Plasmodium parasites cause malaria and morbidly impact the economies of the developing world. Although, asymptomatic and not as deadly as malaria, toxoplasmosis can lead to serious health concerns in pregnant women (and in immuno-compromised individuals). Towards reducing the global burden of malaria and other neglected diseases, millions of compounds were screened, prioritized and assembled by the WHO-supported Medicines for Malaria Venture (MMV) as the MMV 'Malaria Box' collection of 400 chemically diverse small molecules. However, how these inhibitors kill the parasites remain largely unknown. Through complementary and comparative screening, the SUTD-NCL team has now discovered and segregated the MMV box library based on the life-stage events affected by individual inhibitors.
The team used complementary phenotypic screens on P. falciparum and T. gondii to identify phenotype-specific hits based on: Inhibition of overall parasite growth, Apicoplast segregation, and egress or host invasion and cross-validated between the two related, yet distinct parasitic forms.

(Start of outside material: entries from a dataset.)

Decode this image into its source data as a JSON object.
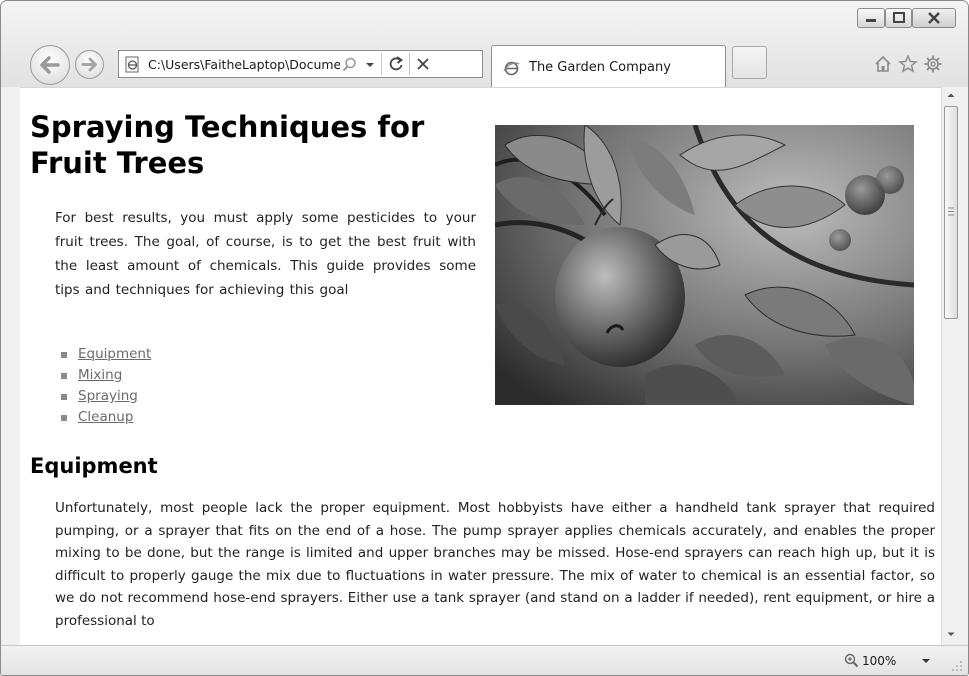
{
  "browser": {
    "address": "C:\\Users\\FaitheLaptop\\Documents\\M",
    "tab_title": "The Garden Company",
    "zoom": "100%"
  },
  "page": {
    "title": "Spraying Techniques for Fruit Trees",
    "intro": "For best results, you must apply some pesticides to your fruit trees. The goal, of course, is to get the best fruit with the least amount of chemicals. This guide provides some tips and techniques for achieving this goal",
    "toc": [
      {
        "label": "Equipment"
      },
      {
        "label": "Mixing"
      },
      {
        "label": "Spraying"
      },
      {
        "label": "Cleanup"
      }
    ],
    "section_title": "Equipment",
    "section_body": "Unfortunately, most people lack the proper equipment. Most hobbyists have either a handheld tank sprayer that required pumping, or a sprayer that fits on the end of a hose. The pump sprayer applies chemicals accurately, and enables the proper mixing to be done, but the range is limited and upper branches may be missed. Hose-end sprayers can reach high up, but it is difficult to properly gauge the mix due to fluctuations in water pressure. The mix of water to chemical is an essential factor, so we do not recommend hose-end sprayers. Either use a tank sprayer (and stand on a ladder if needed), rent equipment, or hire a professional to"
  },
  "icons": {
    "back": "back-arrow-icon",
    "forward": "forward-arrow-icon",
    "page": "page-icon",
    "search": "search-icon",
    "refresh": "refresh-icon",
    "stop": "close-icon",
    "home": "home-icon",
    "favorites": "star-icon",
    "tools": "gear-icon",
    "zoom": "zoom-icon"
  },
  "colors": {
    "link": "#6a6a6a",
    "text": "#222222",
    "chrome": "#e8e8e8"
  }
}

They identified 24 molecules with nanomolar potency against both parasites, 30 molecules causing delayed death (in toxoplasma), out of which three interfere with apicoplast segregation, an essential process for the formation of new daughter cells. They also identified 26 molecules that specifically inhibit parasite release or host cell invasion of P. falciparum. Five of their 'hits' were also active against the release of T. gondii tachyzoites from mammalian cells, highlighting pathways that can be exploited in both parasites using the same class of molecules.
Principal investigator Rajesh Chandramohanadas from SUTD said, "MMV malaria Box represents an excellent starting point for anti-parasitic drug development due to chemical diversity, potency and open access. However, more information is needed on cellular pathways and targets affected by these inhibitors before pharmacological optimizations can be pursued. Having completed the phenotypic characterization and stage-specificity studies, we have now shortlisted a handful of excellent inhibitors for detailed mode-of-action and medicinal chemistry studies towards novel drug development."
"Egress and invasion are significantly similar between malaria and toxoplasma parasites. Therefore, identification of molecules that affect both parasites during their release from infected host cells not only highlights robustness of the complementary screening approach we adopted, but also conserved drug targets for pan anti-parasitic drug development," Dr. Dhanasekaran Shanmugam from NCL added.
This research appeared in mSphere, published by the American Society of Microbiology and its first authors are graduate students Subramanian Gowtham (SUTD) and Meenakshi Belekar (NCL). Other senior investigators in the team include Dr. Srinivasa Reddy (NCL), professor Kevin Tan (National University of Singapore), and professor Peter Preiser (Nanyang Technological University).
This work was jointly funded by the Agency for Science, Technology and Research (A*Star), Singapore- and the Department of Science and Technology (DST), India under the Singapore-India Joint Grant.